HAE – not for me!

The story of Gabi

Happy rare disease day!

Hereditary angioedema (HAE) is a rare, genetic disease that causes recurrent, unpredictable, and potentially life-threatening attacks of swelling in the body. (discoverhae.com)
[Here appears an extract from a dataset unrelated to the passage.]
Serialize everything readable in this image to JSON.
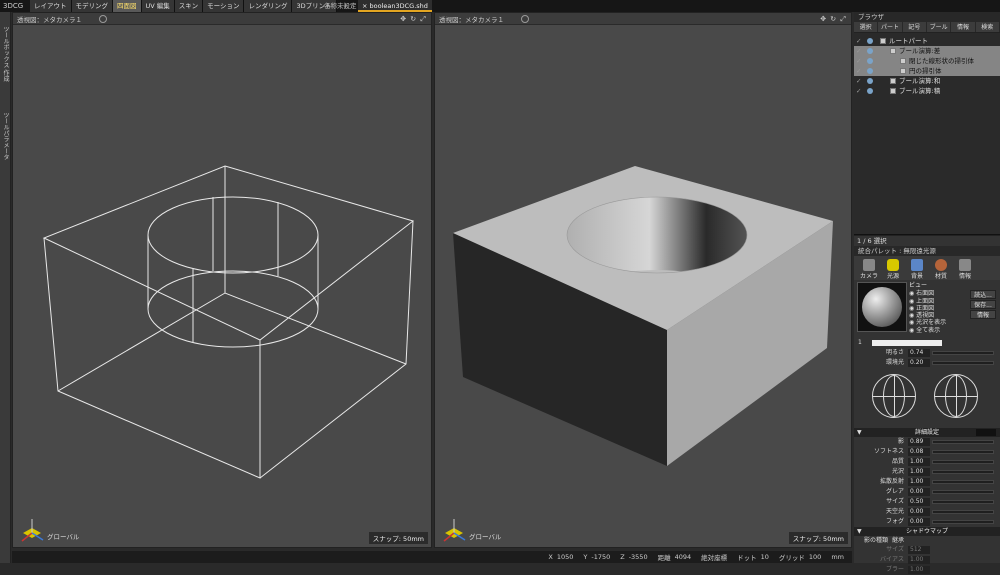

My mom tells the story like this: I was 5 years old and it was Christmas day. I was coming down the stairs and I said, “I hope I can open my presents with this fat hand!” She knew what that meant immediately since it runs in the family (thank gawd I wasn’t the first one), and she called my grandma, bawling, with the worst thoughts running through her head (I have an uncle who passed away due to this disease, and my grandma and great aunt are affected severely).
I had a few non-memorable swelling episodes here and there until 7th grade where it really started to ramp up and impact my life; whether school stress, puberty, or something else causing it to ramp up, I’ll never know.
My most frequent episodes occur in my hands, feet, and gastrointestinal (GI) tract. While the hands and feet are extremely uncomfortable, they are still tolerable, and I am pretty much able to do my regular life (though writing and fitting my foot in a shoe is difficult, I manage).
On the other hand, GI swellings take me out for multiple days. A usual 72 hour ordeal goes something like this: the first 24 hours, I’m in and out of the bathroom every 10 or so minutes because I cannot hold down any type of solid or liquid (most times I opt to sleep in the bathroom), extreme exhaustion & severe dehydration (due to not keeping anything down), and insanely furious stomach pain (forget finding a comfortable lying position; it doesn’t exist. Forget getting any sleep while you’re at it). The next 24, I can at least keep down water but my stomach still hurts quite a bit, solid food is still questionable, so I stick to liquids (I’m soo hungry though), and I’m still extremely exhausted and dehydrated. The final 24, I’m still super tired and my stomach STILL hurts. I’ve missed countless holidays, celebrations, vacation days, work shifts, classes, sports games, etc etc etc. This was happening to me AT LEAST once a month, most of the time more. They are random and they come on slowly, typically starting with dull stomach cramps.
For most of my life it’s been unpreventable, unpredictable, and untreatable; I just had to ride it out. I truly thought this was something I’d just have to cope with my whole life, and it was honestly depressing.
I’ve said it before, I’ll say it a thousand times, but thank goodness for modern science! While it was a journey, it’s one I’d do again and again to get to the quality of life I have now.
Here’s the journey I’m talking about:
Ages 16 – 18: they came out with an emergency IV which had to be given by someone (usually my mom or dad), BUT I had to catch it ahead of time or it wouldn’t work. Sometimes it’s hard to tell the difference between an upset tummy and an eventual GI swelling so making that judgment call was never fun.
Ages 18 – 21: an emergency shot I could give myself (even though I don’t enjoy it one bit)! This was huge because the former was inconvenient given the randomness of these episodes. Again, I had to catch it ahead of time or it’s not as effective. But the portability and accessibility of it was amazing! I still use this one today, for emergencies. In fact, I had to use it on Monday due to a small (but still painful) GI swelling.
Ages 21 – 23: a twice a month preventative shot that I could give myself! My first experience with preventative medication and this alone was life changing. The number of episodes reduced significantly, though still occurring. I still wasn’t a huge fan of having to give myself a shot but it was better than nothing.
Ages 23 – current: a daily preventative capsule! I’ll never forget the day I found out I qualified for this medication; I knew my quality of life was going to increase immensely & I was so excited. I no longer had to give myself shots in order to prevent swelling episodes! The number of episodes decreased even more, and I now experience them maybe a few times a year (versus multiple times a month). I can’t even describe how much it’s changed my life 🙌🏼

Anyway, yeah, I have a rare disease and science is cool!